• Excerpted records:
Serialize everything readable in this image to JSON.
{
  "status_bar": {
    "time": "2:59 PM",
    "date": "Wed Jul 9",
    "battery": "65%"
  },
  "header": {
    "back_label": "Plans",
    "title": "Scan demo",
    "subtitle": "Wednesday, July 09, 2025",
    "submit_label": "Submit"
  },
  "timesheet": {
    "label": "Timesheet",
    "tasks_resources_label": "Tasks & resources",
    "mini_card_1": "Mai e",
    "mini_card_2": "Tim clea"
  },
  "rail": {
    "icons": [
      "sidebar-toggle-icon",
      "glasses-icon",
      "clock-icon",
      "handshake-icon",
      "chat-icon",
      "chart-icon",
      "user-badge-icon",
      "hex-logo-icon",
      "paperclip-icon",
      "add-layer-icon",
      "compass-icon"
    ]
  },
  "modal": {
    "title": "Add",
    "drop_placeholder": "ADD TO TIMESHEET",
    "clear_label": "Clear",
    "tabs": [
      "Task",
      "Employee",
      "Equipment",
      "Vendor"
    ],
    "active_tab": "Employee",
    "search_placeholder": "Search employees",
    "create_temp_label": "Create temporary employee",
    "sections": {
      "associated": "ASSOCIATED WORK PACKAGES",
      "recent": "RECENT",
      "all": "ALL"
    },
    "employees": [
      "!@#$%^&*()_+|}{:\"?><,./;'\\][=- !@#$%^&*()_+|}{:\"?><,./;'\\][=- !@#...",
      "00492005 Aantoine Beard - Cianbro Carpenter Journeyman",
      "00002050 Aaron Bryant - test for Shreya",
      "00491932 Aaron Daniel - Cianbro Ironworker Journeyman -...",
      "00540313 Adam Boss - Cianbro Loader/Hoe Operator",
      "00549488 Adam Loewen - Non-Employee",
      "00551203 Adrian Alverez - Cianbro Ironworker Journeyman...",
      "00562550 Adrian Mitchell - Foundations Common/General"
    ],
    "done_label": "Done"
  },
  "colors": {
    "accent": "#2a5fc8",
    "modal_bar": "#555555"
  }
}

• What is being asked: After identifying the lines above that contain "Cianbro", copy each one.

• Your response:
      "00492005 Aantoine Beard - Cianbro Carpenter Journeyman",
      "00491932 Aaron Daniel - Cianbro Ironworker Journeyman -...",
      "00540313 Adam Boss - Cianbro Loader/Hoe Operator",
      "00551203 Adrian Alverez - Cianbro Ironworker Journeyman...",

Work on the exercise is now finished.